Primark owner, Associated British Foods, has set out ambitious overseas expansion plans as it bets on a strong sales rebound from the Covid-19 pandemic, with customers returning in large numbers in countries where vaccines have been rolled out.
The fast-fashion retailer is planning to open more than 100 new shops over the next five years, as it pushes into the US, France, Italy and Spain. It would take the number of stores worldwide to 530 from 398 at present.
In the US, where Primark opened its first store in Boston six years ago, it plans to go from 13 to 60 outlets over the period. The retailer has already signed five new leases in the New York region, including in Brooklyn, Long Island and Albany.
Paul Marchant, the Primark chief executive, said: “With our current portfolio trading really well, it feels like we’ve established a strong foundation from which to accelerate our expansion in the US market.”

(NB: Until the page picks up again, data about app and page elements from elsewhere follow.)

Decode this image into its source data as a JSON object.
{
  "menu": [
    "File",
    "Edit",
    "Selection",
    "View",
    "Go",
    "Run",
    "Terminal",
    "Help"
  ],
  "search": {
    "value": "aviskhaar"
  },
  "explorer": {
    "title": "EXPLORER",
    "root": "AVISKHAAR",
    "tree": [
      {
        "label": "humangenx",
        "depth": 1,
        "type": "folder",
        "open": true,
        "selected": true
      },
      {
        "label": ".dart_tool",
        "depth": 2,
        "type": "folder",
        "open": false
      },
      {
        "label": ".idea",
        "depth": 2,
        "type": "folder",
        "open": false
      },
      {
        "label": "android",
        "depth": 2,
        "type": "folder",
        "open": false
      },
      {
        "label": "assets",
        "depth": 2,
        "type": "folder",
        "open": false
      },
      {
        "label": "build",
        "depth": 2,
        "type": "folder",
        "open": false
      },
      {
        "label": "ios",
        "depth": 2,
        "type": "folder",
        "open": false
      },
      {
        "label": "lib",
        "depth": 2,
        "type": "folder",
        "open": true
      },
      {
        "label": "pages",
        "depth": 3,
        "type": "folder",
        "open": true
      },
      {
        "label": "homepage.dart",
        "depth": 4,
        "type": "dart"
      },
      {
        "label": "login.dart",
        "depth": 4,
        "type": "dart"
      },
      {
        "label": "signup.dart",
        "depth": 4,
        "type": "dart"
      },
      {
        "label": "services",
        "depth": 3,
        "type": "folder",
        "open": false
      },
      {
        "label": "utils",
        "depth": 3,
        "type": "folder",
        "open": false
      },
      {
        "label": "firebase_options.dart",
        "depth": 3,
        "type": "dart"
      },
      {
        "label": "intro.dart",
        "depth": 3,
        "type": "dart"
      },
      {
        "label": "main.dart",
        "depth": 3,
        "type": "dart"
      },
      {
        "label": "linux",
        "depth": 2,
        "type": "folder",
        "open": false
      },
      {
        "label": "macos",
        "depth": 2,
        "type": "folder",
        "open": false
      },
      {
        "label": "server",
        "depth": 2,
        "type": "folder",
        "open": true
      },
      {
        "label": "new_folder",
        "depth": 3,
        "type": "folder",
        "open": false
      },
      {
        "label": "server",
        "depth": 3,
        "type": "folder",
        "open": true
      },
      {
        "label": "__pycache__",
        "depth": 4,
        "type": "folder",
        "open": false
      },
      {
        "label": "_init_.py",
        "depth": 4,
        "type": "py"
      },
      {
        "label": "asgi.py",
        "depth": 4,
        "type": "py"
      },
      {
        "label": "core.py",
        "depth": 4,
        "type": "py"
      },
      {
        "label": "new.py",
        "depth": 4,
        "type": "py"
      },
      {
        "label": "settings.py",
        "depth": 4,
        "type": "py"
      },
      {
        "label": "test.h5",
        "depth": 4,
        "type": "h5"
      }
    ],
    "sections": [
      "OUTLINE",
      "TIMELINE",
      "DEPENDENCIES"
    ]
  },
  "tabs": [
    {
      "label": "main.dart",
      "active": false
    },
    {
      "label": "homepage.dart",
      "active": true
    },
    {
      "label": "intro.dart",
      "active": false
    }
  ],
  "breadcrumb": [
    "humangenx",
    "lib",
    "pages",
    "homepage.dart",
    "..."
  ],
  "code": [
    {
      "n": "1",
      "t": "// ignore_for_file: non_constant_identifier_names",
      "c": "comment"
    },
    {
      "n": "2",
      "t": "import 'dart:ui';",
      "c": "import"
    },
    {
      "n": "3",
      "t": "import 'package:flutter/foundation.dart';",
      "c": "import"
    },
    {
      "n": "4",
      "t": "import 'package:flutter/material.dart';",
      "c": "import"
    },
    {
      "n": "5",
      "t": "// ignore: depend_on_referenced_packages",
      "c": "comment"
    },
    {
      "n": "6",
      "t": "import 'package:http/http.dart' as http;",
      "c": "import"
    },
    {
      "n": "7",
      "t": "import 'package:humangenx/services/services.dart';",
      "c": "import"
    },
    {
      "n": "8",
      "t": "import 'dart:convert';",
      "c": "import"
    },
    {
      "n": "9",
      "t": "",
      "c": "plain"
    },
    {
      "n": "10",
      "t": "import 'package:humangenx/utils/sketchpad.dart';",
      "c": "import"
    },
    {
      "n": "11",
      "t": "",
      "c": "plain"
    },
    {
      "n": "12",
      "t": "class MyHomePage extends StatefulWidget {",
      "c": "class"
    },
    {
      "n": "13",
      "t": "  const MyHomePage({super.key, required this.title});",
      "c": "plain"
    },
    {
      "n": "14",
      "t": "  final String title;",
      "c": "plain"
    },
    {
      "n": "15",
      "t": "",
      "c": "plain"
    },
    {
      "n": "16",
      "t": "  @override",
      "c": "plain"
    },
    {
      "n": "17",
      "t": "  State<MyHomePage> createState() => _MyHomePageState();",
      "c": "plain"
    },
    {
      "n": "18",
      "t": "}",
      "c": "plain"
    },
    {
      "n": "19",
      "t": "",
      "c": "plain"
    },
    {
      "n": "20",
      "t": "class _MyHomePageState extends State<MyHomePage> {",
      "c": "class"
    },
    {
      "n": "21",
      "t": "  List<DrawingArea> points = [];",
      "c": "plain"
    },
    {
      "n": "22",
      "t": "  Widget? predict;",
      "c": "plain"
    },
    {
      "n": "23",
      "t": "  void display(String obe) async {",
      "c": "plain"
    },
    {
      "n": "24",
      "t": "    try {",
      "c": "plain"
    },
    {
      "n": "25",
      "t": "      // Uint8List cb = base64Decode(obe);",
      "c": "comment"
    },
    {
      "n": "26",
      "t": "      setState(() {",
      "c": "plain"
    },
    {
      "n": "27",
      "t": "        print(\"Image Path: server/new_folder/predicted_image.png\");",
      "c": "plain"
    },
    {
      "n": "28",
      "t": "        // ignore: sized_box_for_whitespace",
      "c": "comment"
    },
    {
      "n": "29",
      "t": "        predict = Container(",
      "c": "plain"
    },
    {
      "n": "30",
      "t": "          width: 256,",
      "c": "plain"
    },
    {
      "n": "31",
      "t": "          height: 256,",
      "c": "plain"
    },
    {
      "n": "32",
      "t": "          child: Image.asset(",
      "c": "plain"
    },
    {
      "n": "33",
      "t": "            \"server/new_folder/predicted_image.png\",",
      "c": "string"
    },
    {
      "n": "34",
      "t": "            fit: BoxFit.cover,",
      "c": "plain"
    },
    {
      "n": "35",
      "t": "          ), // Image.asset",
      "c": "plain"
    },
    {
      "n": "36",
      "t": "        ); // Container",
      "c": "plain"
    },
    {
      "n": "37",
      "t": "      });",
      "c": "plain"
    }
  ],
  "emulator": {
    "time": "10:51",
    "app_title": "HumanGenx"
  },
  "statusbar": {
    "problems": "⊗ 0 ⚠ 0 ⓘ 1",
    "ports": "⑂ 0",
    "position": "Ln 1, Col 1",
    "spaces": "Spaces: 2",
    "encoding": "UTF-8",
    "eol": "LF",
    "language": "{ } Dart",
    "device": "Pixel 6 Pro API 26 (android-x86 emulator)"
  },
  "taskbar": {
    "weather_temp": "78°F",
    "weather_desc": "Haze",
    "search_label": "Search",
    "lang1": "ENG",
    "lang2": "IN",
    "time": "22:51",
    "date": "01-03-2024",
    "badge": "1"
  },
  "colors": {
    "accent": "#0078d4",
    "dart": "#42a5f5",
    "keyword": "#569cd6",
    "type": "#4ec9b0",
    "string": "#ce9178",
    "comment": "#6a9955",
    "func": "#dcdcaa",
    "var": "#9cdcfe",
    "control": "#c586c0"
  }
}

Primark’s US stores are being especially affected by ongoing disruption in its global supply chain due to congestion in international shipping and at ports.
“We’ve never seen anything like it, and the hold-ups are right the way through the supply chain,” said George Weston, chief executive of ABF. “From the factory in China through to the ports in the country where goods are manufactured, through to availability of containers and vessels to move goods to European markets and American markets.”
The group said it had been affected by supply bottlenecks caused by the Suez Canal blockage and a shortage of HGV drivers, which had been worsened in the UK by its exit from the EU.
“It doesn’t seem to be getting any better,” Weston said. “We are working very hard at it and have had to pay significant extra costs but we are managing.”
Weston said the retailer had prioritised bringing its Christmas stock to Europe and the US from Asia, and was starting to put the goods into its stores. It is expecting this year’s seasonal bestsellers to include matching family pyjama sets, as well as the “snuddie”, an oversized snuggly hoodie, in a sign that the loungewear trend hasn’t yet gone away.
The scale of ABF’s business is likely to mean it gets better rates for shipping and better availability on boats than others, he said, although it is also having to pay more to truck drivers and staff at its warehouses and depots.
Despite rising costs, the company said some increases were covered by exchange rate fluctuations, while it was able to absorb the rest, meaning Primark does not intend to raise its prices.
However, this is not the case at some other ABF brands, including hot drinks firms Ovaltine and Twinings, where the company said it was “not immune” to supply chain problems and rising raw material costs and wages, and would raise some food prices as a result.
News of Primark’s expansion plans, as well as the announcement of a special dividend found favour with investors, as ABF share closed almost 8% higher on Tuesday, making it the top riser on London’s FTSE 100.
The retailer said footfall has been improving at its UK stores, although some of its central London shops including the branches at Marble Arch and on Oxford Street are still suffering from a lack of visitors, and especially international tourists.
Primark reported a 12% drop in like-for-like sales from pre-pandemic levels in the year to 18 September, an improvement on the 24% decline posted over the summer, when many people had to self-isolate in the UK amid a “pingdemic”. The clothing chain’s full-year adjusted operating profit rose 15% to £415m.
Michael McLintock, ABF’s chairman, said: “Absent the reimposition of significant restrictions, we expect Primark trading to continue to improve and for sales to increase by at least the estimated £2bn of sales lost due to store closures last financial year.”